Standard English Name(s): soapberry
Local English Name(s) (if different from above):
Scientific Name(s): Shepherdia canadensis (L.) Nutt.
Upriver Halkomelem Name(s): sxhwosum
Downriver Halkomelem Name(s): sxhwesum
Island Halkomelem Name(s):
sxhwesum (fruit), xhwesumulhp (bush)

Description, Habitat, Ecology, & Distribution:
Soapberry is a 1-2 m (3-6.5 ft) tall shrub with deciduous, oval leaves. The flowers are yellowish-brown and inconspicu0us, and produce bright red berries. This species occurs in dry to moist open wood and thickets from low to middle elevations. On the coast, it is commonest along the extreme southeastern part of Vancouver lsland. Soapberries contain natural detergent-like substances (saponins), which make them soapy and bitter. Because of this, they can be whipped into a frothy mass, something like whipped cream.

Upriver Halkomelem Cultural Role(s):
  The sweetened froth made from whipped soapberries in a special soapberry basket is eaten on special paddlelike spoons.
Downriver Halkomelem Cultural Role(s):
Island Halkomelem Cultural Role(s):

      Soapberries may be gathered on southern Vancouver Island or obtained through trade then whipped with sugar and eaten.
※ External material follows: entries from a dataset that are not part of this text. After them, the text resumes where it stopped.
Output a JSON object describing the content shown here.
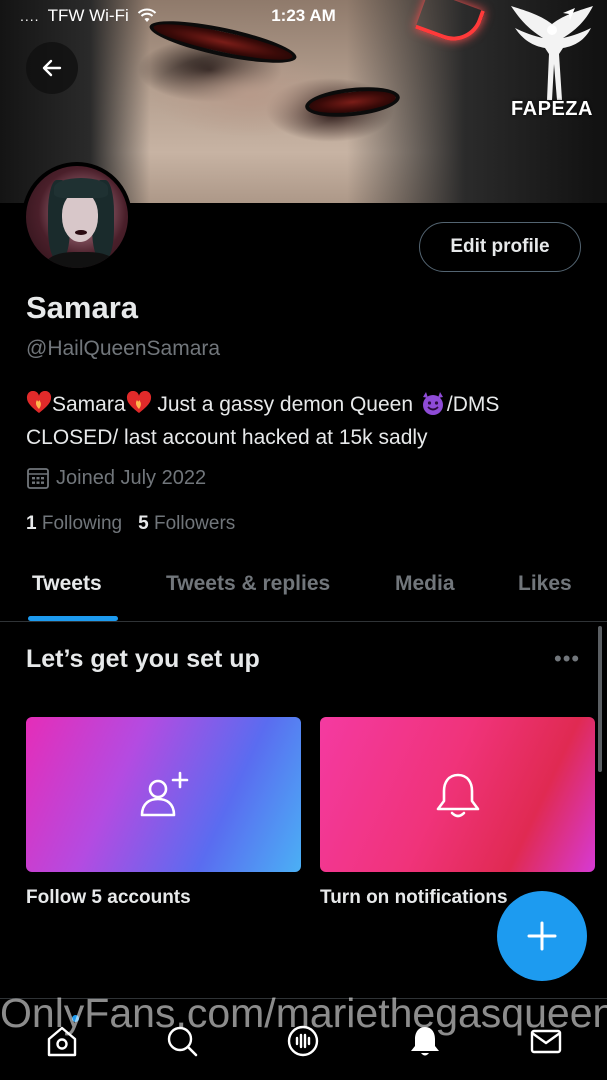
{
  "status_bar": {
    "carrier": "TFW Wi-Fi",
    "signal_dots": "....",
    "time": "1:23 AM"
  },
  "watermark_top": {
    "label": "FAPEZA"
  },
  "profile": {
    "name": "Samara",
    "handle": "@HailQueenSamara",
    "bio_line1": "Samara",
    "bio_line1_rest": " Just a gassy demon Queen ",
    "bio_line1_end": "/DMS",
    "bio_line2": "CLOSED/ last account hacked at 15k sadly",
    "joined": "Joined July 2022",
    "following_count": "1",
    "following_label": "Following",
    "followers_count": "5",
    "followers_label": "Followers",
    "edit_profile_label": "Edit profile"
  },
  "tabs": [
    {
      "label": "Tweets",
      "active": true
    },
    {
      "label": "Tweets & replies",
      "active": false
    },
    {
      "label": "Media",
      "active": false
    },
    {
      "label": "Likes",
      "active": false
    }
  ],
  "setup": {
    "title": "Let’s get you set up",
    "more": "•••",
    "cards": [
      {
        "label": "Follow 5 accounts",
        "icon": "add-user-icon"
      },
      {
        "label": "Turn on notifications",
        "icon": "bell-icon"
      }
    ]
  },
  "bottom_nav": [
    {
      "icon": "home-icon"
    },
    {
      "icon": "search-icon"
    },
    {
      "icon": "spaces-icon"
    },
    {
      "icon": "notifications-icon"
    },
    {
      "icon": "messages-icon"
    }
  ],
  "watermark_bottom": {
    "text": "OnlyFans.com/mariethegasqueen"
  },
  "colors": {
    "accent": "#1d9bf0",
    "text_primary": "#e7e9ea",
    "text_secondary": "#71767b",
    "divider": "#2f3336"
  }
}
CAUTION: This species produces bitter, sudsing chemicals called saponins. There are no known reports of poisoning from the consumption of the fruits of this plant, but it should be used only in moderation.